Revision as of 15:30, 4 October 2008

Anatta means ‘no self’ and the doctrine of anattà is the Buddha’s most unique and radical teaching. We usually assume that beyond our changing body, mind and experience is an unchanging and unique ego or self. Having identified this self as ‘me’ we then identify other things as ‘mine’ – ‘My spouse’ ‘My property’, ‘My religion’, ‘My country’, etc. This, according to the Buddha, is the cause of much of the distress and pain humans inflict upon themselves and others through greed, fear, ignorance, hatred and self-deception. The Buddha says, ‘Body is not self, feelings are not self, perception is not self, mental constructs are not self and consciousness is not self…When one sees this one becomes detached from these things, being detached the passions fade, when the passions have faded one is free, and being free one knows one is free’ (Samyutta Nikaya 3. 66). One sometimes hears it said that the purpose of Buddhism is to destroy the self. This is not correct simply because there is no self to destroy. The Buddha taught that when the idea of a permanent metaphysical self or soul is seen to be an illusion, then one will cease to suffer and also cease to inflict suffering on others.
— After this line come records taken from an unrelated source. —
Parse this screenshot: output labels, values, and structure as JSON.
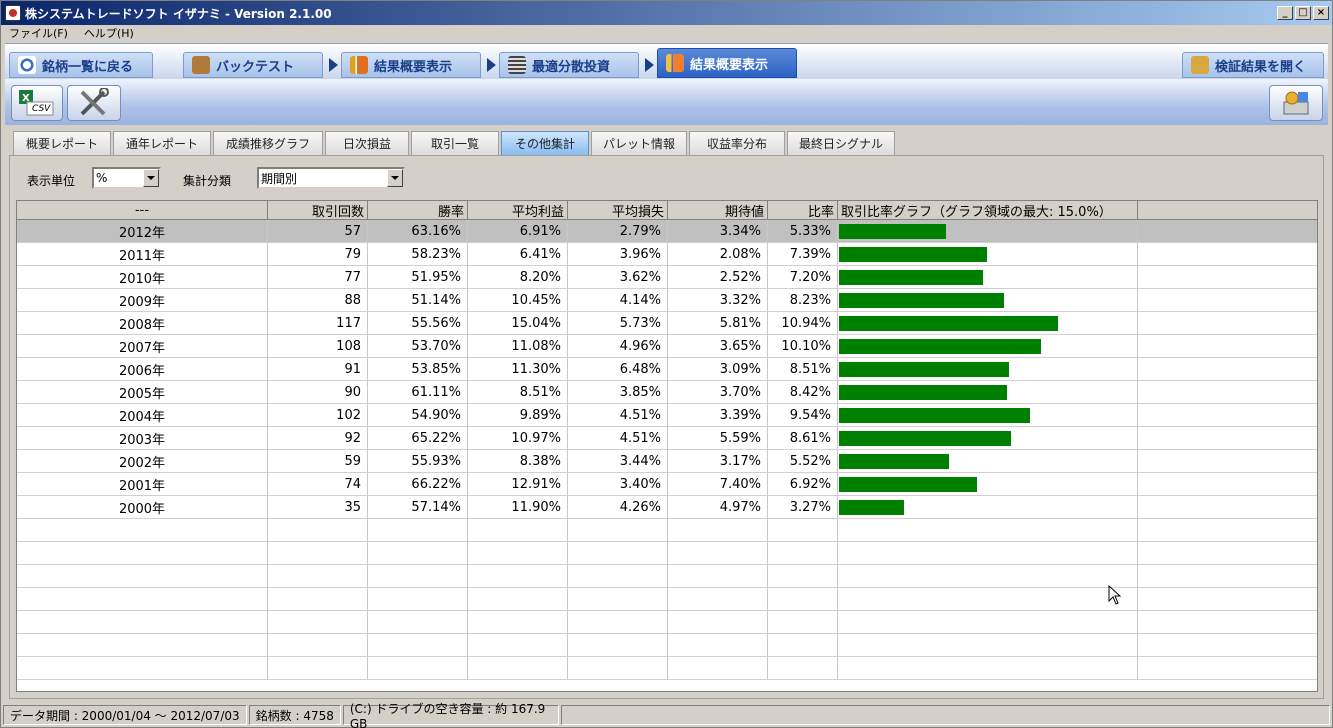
{
  "window": {
    "title": "株システムトレードソフト イザナミ - Version 2.1.00"
  },
  "menu": [
    "ファイル(F)",
    "ヘルプ(H)"
  ],
  "nav": {
    "back": "銘柄一覧に戻る",
    "steps": [
      "バックテスト",
      "結果概要表示",
      "最適分散投資",
      "結果概要表示"
    ],
    "open_results": "検証結果を開く"
  },
  "toolbar": {
    "csv_label": "CSV"
  },
  "tabs": [
    "概要レポート",
    "通年レポート",
    "成績推移グラフ",
    "日次損益",
    "取引一覧",
    "その他集計",
    "パレット情報",
    "収益率分布",
    "最終日シグナル"
  ],
  "active_tab_index": 5,
  "controls": {
    "unit_label": "表示単位",
    "unit_value": "%",
    "category_label": "集計分類",
    "category_value": "期間別"
  },
  "table": {
    "headers": [
      "---",
      "取引回数",
      "勝率",
      "平均利益",
      "平均損失",
      "期待値",
      "比率",
      "取引比率グラフ（グラフ領域の最大: 15.0%）"
    ],
    "graph_max_percent": 15.0,
    "rows": [
      {
        "period": "2012年",
        "count": "57",
        "win": "63.16%",
        "avg_profit": "6.91%",
        "avg_loss": "2.79%",
        "expect": "3.34%",
        "ratio": "5.33%",
        "ratio_value": 5.33
      },
      {
        "period": "2011年",
        "count": "79",
        "win": "58.23%",
        "avg_profit": "6.41%",
        "avg_loss": "3.96%",
        "expect": "2.08%",
        "ratio": "7.39%",
        "ratio_value": 7.39
      },
      {
        "period": "2010年",
        "count": "77",
        "win": "51.95%",
        "avg_profit": "8.20%",
        "avg_loss": "3.62%",
        "expect": "2.52%",
        "ratio": "7.20%",
        "ratio_value": 7.2
      },
      {
        "period": "2009年",
        "count": "88",
        "win": "51.14%",
        "avg_profit": "10.45%",
        "avg_loss": "4.14%",
        "expect": "3.32%",
        "ratio": "8.23%",
        "ratio_value": 8.23
      },
      {
        "period": "2008年",
        "count": "117",
        "win": "55.56%",
        "avg_profit": "15.04%",
        "avg_loss": "5.73%",
        "expect": "5.81%",
        "ratio": "10.94%",
        "ratio_value": 10.94
      },
      {
        "period": "2007年",
        "count": "108",
        "win": "53.70%",
        "avg_profit": "11.08%",
        "avg_loss": "4.96%",
        "expect": "3.65%",
        "ratio": "10.10%",
        "ratio_value": 10.1
      },
      {
        "period": "2006年",
        "count": "91",
        "win": "53.85%",
        "avg_profit": "11.30%",
        "avg_loss": "6.48%",
        "expect": "3.09%",
        "ratio": "8.51%",
        "ratio_value": 8.51
      },
      {
        "period": "2005年",
        "count": "90",
        "win": "61.11%",
        "avg_profit": "8.51%",
        "avg_loss": "3.85%",
        "expect": "3.70%",
        "ratio": "8.42%",
        "ratio_value": 8.42
      },
      {
        "period": "2004年",
        "count": "102",
        "win": "54.90%",
        "avg_profit": "9.89%",
        "avg_loss": "4.51%",
        "expect": "3.39%",
        "ratio": "9.54%",
        "ratio_value": 9.54
      },
      {
        "period": "2003年",
        "count": "92",
        "win": "65.22%",
        "avg_profit": "10.97%",
        "avg_loss": "4.51%",
        "expect": "5.59%",
        "ratio": "8.61%",
        "ratio_value": 8.61
      },
      {
        "period": "2002年",
        "count": "59",
        "win": "55.93%",
        "avg_profit": "8.38%",
        "avg_loss": "3.44%",
        "expect": "3.17%",
        "ratio": "5.52%",
        "ratio_value": 5.52
      },
      {
        "period": "2001年",
        "count": "74",
        "win": "66.22%",
        "avg_profit": "12.91%",
        "avg_loss": "3.40%",
        "expect": "7.40%",
        "ratio": "6.92%",
        "ratio_value": 6.92
      },
      {
        "period": "2000年",
        "count": "35",
        "win": "57.14%",
        "avg_profit": "11.90%",
        "avg_loss": "4.26%",
        "expect": "4.97%",
        "ratio": "3.27%",
        "ratio_value": 3.27
      }
    ],
    "empty_rows": 7
  },
  "status": {
    "data_period": "データ期間 : 2000/01/04 ～ 2012/07/03",
    "stock_count": "銘柄数 : 4758",
    "disk_space": "(C:) ドライブの空き容量 : 約 167.9 GB"
  },
  "colors": {
    "bar": "#008000",
    "selected_row": "#c0c0c0",
    "active_nav": "#2d62c4"
  }
}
References

  • Selfless Persons. Steven Collins, 1982.
  • Buddhism A to Z. Ven. Dhammika, 2007.